9 Spiny-headed Mat-rush
Lomandra longifoliaHabitat: Widespread, particularly sandy soils
Season: All year
Women gathered the smooth strap-shaped leaves from the water's edge to make baskets. They split each rush, tied them in bundles to be soaked allowing the fibres to become pliable for weaving.
The illustration below shows how Aboriginal people used a combination of weirs and basketry traps for fishing.
Eel traps made of woven reeds.
Here they have been used with a weir made of sticks and placed across the stream. These traps are fixed in position. Traps can also be held by hand. At Lake Condah, Victoria, Aboriginal people still make these traditional eel traps.
This is a funnelled basket used as an eel trap, made by people from Lake Condah.

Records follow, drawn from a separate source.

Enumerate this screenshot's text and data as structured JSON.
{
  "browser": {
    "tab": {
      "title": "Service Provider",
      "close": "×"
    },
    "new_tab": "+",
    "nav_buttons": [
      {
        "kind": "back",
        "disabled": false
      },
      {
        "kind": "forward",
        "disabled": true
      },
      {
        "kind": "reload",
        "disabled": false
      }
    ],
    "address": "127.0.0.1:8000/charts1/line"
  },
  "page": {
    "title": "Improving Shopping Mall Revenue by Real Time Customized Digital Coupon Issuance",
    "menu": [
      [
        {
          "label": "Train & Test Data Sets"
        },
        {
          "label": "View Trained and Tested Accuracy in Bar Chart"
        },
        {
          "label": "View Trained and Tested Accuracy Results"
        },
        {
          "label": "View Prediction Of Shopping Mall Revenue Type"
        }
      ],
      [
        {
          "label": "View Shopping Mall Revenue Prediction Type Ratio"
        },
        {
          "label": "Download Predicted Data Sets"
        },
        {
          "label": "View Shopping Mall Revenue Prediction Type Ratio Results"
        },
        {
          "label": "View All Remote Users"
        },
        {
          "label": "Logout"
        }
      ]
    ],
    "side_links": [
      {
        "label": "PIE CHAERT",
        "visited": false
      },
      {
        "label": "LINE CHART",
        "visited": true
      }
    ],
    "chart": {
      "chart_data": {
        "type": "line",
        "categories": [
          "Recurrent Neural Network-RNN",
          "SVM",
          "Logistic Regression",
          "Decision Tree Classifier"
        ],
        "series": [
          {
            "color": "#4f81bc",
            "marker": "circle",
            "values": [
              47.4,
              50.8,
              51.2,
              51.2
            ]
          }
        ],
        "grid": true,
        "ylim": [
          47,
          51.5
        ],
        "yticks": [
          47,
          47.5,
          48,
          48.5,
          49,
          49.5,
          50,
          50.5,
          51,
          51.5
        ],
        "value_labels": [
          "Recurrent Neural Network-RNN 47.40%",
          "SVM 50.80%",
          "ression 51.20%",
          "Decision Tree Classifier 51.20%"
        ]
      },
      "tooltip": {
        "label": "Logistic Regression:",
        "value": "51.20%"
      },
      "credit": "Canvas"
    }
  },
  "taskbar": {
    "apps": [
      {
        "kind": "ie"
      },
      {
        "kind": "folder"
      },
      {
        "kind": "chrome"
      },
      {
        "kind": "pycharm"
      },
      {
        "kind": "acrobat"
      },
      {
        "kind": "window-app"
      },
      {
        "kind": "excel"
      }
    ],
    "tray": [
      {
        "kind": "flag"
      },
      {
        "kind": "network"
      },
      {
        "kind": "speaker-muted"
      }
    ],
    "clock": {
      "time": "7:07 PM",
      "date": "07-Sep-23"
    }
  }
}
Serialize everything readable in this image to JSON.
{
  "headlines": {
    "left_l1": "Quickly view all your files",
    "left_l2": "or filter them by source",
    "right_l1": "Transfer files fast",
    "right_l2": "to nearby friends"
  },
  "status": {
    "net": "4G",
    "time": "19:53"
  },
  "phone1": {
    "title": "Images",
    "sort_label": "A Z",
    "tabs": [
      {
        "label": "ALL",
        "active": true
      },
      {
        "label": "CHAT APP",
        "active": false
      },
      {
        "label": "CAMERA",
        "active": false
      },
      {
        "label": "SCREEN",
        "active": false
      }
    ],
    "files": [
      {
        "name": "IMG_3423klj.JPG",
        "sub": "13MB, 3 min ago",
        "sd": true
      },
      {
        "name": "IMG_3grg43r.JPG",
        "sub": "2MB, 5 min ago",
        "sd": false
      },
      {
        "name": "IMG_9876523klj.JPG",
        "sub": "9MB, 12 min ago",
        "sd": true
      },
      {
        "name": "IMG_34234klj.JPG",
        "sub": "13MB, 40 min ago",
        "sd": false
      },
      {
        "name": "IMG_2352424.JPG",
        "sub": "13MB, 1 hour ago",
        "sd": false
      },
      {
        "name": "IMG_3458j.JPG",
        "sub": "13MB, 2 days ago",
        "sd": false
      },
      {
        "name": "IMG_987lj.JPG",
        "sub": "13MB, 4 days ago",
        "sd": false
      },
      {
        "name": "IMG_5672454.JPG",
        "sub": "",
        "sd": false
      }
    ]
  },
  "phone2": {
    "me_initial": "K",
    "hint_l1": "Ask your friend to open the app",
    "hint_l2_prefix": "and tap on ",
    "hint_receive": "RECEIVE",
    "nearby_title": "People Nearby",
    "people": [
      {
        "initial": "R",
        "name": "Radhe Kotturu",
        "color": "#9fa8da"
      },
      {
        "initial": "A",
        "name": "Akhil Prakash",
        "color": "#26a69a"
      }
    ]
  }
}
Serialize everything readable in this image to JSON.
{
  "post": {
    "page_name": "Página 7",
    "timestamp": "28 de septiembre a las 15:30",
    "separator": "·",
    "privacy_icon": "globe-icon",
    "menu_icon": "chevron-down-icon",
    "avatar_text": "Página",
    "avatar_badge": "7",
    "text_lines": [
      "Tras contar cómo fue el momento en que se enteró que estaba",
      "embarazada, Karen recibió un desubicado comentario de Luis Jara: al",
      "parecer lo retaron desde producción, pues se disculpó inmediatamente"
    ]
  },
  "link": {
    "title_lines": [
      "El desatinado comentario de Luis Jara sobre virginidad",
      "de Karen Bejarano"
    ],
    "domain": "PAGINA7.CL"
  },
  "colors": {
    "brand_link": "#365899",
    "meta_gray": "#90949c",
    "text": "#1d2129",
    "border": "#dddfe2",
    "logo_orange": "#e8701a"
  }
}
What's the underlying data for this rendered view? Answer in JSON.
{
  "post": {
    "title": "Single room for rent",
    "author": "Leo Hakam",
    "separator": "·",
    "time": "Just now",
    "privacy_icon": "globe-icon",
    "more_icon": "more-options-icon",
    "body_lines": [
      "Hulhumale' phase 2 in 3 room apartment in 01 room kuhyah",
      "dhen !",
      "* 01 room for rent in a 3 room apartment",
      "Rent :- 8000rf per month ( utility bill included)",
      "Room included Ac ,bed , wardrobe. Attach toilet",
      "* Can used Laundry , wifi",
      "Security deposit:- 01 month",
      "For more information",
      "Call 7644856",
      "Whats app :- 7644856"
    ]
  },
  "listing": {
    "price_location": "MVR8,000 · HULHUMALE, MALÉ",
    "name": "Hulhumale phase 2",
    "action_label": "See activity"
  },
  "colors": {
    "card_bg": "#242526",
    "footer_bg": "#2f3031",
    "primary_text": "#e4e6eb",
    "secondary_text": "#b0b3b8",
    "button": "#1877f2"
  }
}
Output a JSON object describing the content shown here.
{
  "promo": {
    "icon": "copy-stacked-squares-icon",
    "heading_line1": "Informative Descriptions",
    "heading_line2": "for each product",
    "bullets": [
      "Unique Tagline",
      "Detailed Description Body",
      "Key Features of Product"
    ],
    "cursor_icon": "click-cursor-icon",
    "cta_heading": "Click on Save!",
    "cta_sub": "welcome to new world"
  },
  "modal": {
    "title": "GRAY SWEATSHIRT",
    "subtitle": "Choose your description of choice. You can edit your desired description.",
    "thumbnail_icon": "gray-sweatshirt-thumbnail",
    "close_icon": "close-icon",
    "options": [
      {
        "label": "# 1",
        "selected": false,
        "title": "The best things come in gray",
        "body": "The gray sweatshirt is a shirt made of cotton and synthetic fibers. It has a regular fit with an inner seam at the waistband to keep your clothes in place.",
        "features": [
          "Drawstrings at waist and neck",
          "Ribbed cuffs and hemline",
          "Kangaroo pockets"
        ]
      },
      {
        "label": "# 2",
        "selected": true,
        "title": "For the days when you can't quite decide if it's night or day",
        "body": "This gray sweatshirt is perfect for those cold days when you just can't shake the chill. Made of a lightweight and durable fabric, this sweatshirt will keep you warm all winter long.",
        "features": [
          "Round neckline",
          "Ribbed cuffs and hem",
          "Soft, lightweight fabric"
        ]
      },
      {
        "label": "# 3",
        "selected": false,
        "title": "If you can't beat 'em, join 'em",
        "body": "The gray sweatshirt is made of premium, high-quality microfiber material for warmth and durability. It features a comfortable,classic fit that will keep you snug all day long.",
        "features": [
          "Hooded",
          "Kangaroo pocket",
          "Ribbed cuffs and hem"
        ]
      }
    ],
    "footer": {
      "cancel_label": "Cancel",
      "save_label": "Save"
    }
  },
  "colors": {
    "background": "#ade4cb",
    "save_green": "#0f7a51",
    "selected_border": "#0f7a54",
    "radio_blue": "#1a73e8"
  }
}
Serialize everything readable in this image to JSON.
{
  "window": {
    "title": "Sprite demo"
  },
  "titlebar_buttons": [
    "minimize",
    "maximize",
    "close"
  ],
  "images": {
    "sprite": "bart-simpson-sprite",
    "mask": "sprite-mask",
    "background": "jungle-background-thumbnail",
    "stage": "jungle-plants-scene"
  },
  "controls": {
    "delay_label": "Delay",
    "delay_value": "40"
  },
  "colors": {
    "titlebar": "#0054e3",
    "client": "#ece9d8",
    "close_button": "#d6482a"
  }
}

Today, people at Lake Tyers, Victoria and Eden, NSW are carrying on their basketry traditions and experimenting with new materials and designs.
Stages in making a basket.
Coiled basket being woven from Spiny-headed Mat-rush at Lake Tyers on the east coast of Victoria.